● **What you need to do**:
Only a number is wanted here. Tally the lines of the data that contain "DifyHttpNode".

● **Input material**:
==*==

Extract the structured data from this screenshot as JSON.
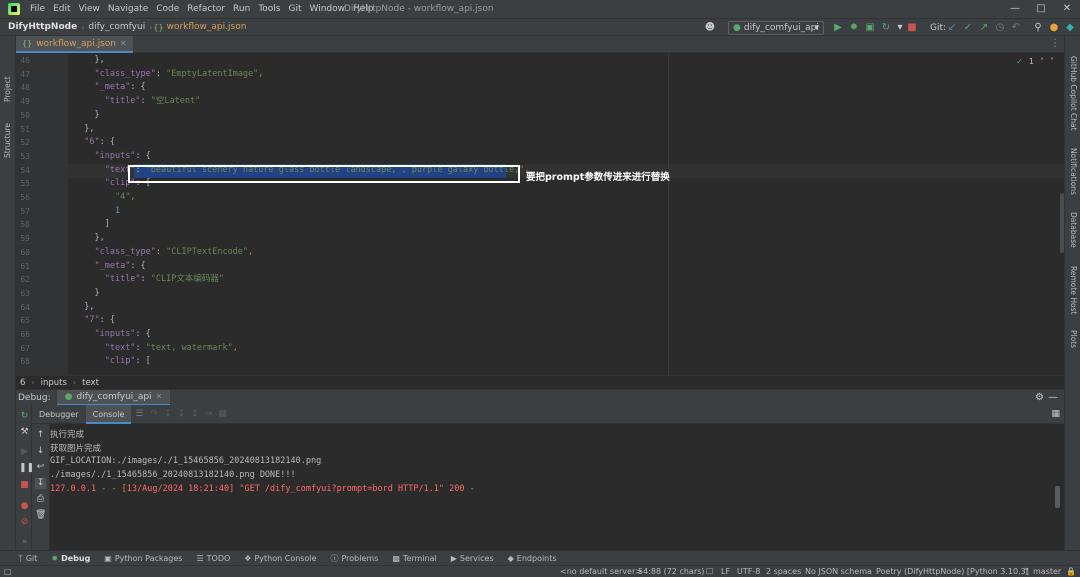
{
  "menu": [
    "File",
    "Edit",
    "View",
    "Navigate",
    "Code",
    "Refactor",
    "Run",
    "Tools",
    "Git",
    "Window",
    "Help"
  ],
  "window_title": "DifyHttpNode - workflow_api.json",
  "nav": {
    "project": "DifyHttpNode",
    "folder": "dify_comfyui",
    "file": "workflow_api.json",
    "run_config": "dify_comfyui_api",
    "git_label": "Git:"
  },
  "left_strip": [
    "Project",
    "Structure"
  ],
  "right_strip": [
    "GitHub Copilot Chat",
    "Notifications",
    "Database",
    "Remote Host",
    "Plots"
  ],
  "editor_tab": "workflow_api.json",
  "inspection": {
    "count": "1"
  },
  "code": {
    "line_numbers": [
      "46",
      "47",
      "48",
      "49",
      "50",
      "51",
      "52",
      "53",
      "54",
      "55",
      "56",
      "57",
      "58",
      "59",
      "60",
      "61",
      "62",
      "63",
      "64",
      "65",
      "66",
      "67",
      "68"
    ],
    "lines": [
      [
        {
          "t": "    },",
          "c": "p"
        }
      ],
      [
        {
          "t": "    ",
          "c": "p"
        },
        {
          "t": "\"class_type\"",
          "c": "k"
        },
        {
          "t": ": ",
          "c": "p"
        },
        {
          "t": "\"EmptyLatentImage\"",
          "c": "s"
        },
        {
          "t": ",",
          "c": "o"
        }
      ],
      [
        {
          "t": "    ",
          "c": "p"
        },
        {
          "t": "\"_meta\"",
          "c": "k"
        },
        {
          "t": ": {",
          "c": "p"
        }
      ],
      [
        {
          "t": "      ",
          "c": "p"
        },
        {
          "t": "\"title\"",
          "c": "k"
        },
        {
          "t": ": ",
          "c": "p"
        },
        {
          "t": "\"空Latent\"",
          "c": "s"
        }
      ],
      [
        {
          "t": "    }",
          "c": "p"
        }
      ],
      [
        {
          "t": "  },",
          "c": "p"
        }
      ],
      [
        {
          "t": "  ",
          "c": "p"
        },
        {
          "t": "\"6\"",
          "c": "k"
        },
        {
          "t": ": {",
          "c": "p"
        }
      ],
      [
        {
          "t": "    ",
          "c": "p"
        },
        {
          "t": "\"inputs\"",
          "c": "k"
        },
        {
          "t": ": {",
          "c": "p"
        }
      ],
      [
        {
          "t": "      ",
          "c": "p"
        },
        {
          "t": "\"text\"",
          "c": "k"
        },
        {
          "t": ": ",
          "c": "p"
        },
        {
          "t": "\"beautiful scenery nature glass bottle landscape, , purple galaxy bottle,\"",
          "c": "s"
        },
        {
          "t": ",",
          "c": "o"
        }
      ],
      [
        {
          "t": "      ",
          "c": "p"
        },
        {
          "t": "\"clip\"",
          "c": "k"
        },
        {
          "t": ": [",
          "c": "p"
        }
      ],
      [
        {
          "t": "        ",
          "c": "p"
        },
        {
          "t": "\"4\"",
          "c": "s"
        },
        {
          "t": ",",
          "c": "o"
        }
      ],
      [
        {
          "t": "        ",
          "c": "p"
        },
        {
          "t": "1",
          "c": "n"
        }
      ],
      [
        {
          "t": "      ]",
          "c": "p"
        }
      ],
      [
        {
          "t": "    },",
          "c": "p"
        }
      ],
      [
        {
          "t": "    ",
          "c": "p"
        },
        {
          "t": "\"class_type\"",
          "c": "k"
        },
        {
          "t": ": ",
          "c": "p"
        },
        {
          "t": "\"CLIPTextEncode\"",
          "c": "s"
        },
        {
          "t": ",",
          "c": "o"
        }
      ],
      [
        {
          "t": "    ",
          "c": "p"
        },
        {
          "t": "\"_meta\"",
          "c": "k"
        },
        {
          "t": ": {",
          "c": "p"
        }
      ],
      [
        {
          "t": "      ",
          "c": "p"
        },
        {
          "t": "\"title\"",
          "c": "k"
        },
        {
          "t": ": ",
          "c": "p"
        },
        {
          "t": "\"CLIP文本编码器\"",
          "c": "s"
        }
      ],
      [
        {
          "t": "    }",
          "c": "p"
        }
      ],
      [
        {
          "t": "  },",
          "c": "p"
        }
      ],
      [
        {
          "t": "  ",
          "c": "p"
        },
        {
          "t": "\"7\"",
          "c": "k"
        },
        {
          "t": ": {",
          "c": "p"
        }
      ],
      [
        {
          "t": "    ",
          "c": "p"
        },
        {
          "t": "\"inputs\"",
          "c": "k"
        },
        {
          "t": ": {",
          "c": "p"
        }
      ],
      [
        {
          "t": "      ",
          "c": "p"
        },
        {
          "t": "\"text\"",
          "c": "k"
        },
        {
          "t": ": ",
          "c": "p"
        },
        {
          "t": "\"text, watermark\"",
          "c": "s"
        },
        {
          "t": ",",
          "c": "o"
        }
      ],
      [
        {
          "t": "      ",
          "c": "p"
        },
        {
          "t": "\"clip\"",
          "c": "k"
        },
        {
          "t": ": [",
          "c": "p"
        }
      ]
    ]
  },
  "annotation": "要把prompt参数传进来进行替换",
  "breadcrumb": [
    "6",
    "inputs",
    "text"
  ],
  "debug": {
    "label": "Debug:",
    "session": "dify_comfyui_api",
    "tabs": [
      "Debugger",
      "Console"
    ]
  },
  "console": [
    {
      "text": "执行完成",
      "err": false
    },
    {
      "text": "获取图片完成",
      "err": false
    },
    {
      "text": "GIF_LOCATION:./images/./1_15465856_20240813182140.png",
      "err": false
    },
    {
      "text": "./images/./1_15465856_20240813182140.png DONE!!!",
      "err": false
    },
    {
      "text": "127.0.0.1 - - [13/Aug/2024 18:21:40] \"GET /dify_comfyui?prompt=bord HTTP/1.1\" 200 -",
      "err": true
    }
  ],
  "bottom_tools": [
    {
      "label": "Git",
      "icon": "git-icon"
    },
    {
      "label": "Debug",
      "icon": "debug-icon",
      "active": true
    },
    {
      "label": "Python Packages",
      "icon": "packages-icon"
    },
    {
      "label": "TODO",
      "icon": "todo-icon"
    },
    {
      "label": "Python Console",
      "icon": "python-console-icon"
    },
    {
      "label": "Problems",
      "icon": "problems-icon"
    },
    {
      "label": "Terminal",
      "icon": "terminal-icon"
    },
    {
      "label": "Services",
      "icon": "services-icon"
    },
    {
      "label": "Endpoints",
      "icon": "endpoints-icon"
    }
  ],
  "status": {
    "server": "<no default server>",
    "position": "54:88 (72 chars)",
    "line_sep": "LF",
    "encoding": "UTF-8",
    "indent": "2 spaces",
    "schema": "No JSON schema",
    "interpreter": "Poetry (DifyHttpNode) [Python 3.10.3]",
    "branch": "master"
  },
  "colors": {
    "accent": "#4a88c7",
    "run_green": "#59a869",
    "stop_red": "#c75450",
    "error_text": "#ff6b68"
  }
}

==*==

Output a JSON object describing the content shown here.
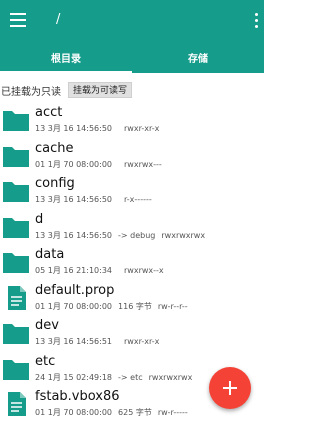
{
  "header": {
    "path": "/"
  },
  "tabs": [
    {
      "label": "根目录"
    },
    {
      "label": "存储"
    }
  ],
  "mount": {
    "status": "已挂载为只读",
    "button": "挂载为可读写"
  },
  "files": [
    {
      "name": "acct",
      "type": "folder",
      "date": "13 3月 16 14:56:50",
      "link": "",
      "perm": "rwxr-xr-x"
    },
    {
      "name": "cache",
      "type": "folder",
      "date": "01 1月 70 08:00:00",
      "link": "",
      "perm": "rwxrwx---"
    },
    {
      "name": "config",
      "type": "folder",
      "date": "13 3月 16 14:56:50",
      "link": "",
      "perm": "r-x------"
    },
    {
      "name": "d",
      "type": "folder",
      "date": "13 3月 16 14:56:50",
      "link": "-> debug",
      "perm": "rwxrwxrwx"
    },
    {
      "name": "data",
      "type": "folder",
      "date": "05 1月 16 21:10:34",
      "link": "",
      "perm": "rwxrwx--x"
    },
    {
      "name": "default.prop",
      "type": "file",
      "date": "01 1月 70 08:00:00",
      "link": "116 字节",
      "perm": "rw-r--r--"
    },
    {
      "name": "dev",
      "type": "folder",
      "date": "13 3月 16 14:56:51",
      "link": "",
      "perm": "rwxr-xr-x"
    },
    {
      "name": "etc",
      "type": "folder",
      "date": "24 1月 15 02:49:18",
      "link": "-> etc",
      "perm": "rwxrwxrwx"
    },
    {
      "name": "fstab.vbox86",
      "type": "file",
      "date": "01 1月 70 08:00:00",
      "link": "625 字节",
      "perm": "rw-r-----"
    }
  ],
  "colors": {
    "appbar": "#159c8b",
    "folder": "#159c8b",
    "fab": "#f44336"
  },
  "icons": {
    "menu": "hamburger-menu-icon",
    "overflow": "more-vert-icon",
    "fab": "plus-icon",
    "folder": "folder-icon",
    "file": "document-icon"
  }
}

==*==

● **Result below**:
3